Crataegus macracantha Loud.

TSO logo

Sponsor this page

For information about how you could sponsor this page, see How You Can Help

Credits

Article from Bean's Trees and Shrubs Hardy in the British Isles

Recommended citation
'Crataegus macracantha' from the website Trees and Shrubs Online (treesandshrubsonline.org/articles/crataegus/crataegus-macracantha/). Accessed 2020-11-27.

Genus

Glossary

apex
(pl. apices) Tip. apical At the apex.
calyx
(pl. calyces) Outer whorl of the perianth. Composed of several sepals.
glabrous
Lacking hairs smooth. glabrescent Becoming hairless.
glandular
Bearing glands.
globose
globularSpherical or globe-shaped.
midrib
midveinCentral and principal vein in a leaf.

References

There are currently no active references in this article.

Credits

Article from Bean's Trees and Shrubs Hardy in the British Isles

Recommended citation
'Crataegus macracantha' from the website Trees and Shrubs Online (treesandshrubsonline.org/articles/crataegus/crataegus-macracantha/). Accessed 2020-11-27.

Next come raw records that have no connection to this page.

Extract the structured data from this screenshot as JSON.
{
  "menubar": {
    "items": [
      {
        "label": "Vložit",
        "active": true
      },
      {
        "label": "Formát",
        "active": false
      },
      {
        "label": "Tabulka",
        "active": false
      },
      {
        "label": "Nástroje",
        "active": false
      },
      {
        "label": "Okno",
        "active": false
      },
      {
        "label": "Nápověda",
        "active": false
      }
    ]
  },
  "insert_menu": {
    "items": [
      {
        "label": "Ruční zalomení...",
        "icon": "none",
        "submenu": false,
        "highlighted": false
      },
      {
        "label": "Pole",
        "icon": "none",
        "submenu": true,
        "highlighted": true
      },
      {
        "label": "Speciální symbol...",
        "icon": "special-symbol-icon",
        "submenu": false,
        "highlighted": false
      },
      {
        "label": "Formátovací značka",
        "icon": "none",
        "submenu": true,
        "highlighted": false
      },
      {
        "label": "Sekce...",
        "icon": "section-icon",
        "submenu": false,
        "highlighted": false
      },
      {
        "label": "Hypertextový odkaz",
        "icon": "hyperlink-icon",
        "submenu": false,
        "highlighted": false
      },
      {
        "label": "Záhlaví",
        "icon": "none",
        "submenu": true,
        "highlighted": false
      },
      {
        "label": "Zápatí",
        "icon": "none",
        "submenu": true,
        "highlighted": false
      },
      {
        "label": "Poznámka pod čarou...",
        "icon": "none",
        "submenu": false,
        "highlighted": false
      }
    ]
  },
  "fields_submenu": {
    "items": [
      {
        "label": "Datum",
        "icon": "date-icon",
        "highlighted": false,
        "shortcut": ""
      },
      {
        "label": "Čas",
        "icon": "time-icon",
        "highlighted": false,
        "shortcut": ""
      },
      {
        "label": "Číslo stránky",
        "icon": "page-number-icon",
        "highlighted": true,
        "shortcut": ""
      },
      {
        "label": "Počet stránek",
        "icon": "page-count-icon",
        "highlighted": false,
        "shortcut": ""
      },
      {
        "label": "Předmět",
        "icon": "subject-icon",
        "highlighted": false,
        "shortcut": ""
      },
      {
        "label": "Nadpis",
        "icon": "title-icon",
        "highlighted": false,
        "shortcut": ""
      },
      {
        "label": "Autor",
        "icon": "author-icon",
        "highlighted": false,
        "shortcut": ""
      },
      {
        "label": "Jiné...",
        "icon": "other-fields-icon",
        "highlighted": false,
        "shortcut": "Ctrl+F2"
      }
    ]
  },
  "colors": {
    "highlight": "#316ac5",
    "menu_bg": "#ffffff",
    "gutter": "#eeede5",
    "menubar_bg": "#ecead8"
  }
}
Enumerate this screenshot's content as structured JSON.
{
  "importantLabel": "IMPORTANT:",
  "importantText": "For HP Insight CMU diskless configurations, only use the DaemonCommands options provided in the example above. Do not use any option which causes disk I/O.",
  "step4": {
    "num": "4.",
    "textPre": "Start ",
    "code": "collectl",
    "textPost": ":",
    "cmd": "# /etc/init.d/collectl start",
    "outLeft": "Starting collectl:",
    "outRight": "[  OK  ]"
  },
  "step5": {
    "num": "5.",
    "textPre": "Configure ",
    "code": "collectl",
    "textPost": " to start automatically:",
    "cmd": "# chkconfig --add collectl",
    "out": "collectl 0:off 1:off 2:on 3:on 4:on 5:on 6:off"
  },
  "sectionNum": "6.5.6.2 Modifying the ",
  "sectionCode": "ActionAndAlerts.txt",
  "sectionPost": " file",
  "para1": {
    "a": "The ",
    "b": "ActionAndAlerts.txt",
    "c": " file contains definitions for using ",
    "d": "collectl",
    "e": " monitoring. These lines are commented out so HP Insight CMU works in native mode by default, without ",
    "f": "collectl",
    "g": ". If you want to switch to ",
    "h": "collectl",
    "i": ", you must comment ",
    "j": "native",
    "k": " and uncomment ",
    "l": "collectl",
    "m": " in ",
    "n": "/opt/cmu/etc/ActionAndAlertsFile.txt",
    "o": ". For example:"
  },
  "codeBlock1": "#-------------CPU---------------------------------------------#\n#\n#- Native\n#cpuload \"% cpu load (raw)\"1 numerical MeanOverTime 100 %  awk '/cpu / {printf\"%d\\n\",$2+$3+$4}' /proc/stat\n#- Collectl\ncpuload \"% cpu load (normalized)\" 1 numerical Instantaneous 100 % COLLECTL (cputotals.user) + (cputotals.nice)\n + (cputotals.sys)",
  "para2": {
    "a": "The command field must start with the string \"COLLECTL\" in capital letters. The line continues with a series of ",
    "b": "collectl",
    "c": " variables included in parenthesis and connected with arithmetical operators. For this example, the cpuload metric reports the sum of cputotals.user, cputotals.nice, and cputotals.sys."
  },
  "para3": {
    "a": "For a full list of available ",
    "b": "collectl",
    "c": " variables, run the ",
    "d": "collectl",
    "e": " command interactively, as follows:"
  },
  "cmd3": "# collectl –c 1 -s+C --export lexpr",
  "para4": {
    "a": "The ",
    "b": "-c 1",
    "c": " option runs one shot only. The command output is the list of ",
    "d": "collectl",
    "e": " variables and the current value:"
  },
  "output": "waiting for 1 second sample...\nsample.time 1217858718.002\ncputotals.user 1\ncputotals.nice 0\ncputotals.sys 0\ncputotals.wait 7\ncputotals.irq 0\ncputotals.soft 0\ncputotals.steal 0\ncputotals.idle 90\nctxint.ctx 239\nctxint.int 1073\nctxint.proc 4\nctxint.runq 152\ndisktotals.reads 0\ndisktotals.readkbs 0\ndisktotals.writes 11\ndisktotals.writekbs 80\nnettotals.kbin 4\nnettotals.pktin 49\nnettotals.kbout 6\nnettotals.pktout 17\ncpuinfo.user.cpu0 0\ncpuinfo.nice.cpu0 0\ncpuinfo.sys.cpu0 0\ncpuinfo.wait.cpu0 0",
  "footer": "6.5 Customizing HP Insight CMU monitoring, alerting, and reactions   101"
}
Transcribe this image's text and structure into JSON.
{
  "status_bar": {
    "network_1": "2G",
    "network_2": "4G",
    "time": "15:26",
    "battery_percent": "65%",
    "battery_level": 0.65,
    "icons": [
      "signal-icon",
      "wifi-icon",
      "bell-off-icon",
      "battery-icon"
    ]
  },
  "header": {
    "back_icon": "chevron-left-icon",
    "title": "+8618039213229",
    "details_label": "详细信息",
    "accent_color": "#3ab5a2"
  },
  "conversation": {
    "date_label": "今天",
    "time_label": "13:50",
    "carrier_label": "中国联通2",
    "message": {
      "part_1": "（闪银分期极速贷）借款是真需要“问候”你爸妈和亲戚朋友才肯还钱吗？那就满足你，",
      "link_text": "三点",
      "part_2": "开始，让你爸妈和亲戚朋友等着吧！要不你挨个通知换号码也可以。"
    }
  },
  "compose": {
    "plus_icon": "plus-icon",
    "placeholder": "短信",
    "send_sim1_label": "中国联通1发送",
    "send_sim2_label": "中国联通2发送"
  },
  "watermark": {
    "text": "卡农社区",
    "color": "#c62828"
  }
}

A tree up to 15 ft or more high, and perhaps the most formidably armed of all thorns, the spines being sometimes 4 or 5 in. long, and very abundant; young shoots reddish brown, glabrous. Leaves roundish oval or obovate, 2 to 4 in. long, 112 to 3 in. wide; tapered more or less at the base, pointed at the apex, the upper part usually more or less lobed; sharply toothed; dark green, leathery, glabrous above except when young; remaining downy beneath, although finally only on the parallel veins (of which there are six or seven pairs) and the midrib; stalk 14 to 34 in. long. Flowers white, 34 in. across, produced in May and June in corymbs 2 or 3 in. wide; flower-stalk either downy or not; calyx-lobes narrow, downy inside, glandular-toothed; stamens eight to ten, anthers yellow. Fruit globose, bright crimson, 13 to 12 in. diameter.

Native of eastern N. America; introduced in 1819. It is one of the most remarkable of all thorns in the extraordinary number and size of its thorns, even larger than in C. crus-galli. It is also one of the handsomest in fruit, a good grower, and very hardy. It differs from both C. tomentosa and C. succulenta in having not more than ten stamens, and yellow anthers. All three species are characterised by a longitudinal cavity on the inner side of the nutlets.